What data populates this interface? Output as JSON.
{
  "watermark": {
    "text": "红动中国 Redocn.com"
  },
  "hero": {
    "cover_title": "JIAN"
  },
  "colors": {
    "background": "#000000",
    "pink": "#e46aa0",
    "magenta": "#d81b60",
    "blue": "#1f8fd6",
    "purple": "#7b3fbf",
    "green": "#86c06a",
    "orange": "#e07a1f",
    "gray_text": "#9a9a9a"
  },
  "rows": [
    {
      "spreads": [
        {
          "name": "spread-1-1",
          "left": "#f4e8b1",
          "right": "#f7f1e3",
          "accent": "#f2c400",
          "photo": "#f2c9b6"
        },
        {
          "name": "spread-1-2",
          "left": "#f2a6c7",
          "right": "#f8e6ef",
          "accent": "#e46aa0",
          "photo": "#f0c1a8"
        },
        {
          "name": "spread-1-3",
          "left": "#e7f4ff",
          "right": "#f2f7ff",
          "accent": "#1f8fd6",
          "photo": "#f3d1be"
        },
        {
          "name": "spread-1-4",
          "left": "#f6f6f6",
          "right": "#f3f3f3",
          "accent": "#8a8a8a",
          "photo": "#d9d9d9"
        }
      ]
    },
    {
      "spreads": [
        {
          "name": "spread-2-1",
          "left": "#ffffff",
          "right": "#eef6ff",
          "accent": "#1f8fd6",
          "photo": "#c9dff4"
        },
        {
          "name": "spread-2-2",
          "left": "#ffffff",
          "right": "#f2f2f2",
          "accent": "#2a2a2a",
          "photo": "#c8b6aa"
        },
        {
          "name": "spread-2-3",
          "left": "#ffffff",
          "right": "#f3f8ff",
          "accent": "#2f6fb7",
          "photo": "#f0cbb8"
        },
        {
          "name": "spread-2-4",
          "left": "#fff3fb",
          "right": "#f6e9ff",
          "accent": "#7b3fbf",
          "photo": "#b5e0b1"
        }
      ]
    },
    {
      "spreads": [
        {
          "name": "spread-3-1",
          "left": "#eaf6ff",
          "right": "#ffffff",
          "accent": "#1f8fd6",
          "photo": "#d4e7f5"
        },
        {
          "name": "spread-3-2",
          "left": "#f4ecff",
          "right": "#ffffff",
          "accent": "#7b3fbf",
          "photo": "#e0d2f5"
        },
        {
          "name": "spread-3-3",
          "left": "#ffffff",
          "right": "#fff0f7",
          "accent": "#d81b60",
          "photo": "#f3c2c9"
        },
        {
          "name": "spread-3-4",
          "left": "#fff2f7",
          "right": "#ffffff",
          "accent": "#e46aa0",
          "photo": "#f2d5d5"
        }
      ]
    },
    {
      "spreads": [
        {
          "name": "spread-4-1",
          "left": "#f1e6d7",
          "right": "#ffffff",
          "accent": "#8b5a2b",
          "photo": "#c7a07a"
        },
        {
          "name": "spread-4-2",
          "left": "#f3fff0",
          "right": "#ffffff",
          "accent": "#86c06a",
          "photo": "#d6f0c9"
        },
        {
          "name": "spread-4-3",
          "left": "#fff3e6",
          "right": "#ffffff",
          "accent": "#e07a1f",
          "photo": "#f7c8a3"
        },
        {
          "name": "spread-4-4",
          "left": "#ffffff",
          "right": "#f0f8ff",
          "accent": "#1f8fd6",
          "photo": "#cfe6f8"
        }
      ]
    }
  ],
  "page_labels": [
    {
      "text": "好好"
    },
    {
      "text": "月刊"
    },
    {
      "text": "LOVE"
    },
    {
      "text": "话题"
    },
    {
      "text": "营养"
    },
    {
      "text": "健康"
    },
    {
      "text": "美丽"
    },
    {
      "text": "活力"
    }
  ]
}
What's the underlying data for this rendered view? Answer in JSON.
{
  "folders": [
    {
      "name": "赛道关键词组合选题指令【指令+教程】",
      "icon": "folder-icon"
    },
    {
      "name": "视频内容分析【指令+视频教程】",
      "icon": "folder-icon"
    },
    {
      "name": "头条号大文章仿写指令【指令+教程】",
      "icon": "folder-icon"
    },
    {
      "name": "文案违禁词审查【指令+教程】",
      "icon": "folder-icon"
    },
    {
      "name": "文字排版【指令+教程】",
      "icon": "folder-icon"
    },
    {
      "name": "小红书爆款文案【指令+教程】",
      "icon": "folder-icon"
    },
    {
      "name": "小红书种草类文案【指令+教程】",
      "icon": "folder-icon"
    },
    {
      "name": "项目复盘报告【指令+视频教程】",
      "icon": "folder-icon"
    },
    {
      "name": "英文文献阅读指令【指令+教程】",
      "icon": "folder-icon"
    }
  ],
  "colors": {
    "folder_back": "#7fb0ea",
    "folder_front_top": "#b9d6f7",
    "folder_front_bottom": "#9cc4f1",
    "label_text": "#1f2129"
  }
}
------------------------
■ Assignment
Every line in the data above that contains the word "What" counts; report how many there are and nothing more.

■ Response to this exercise
2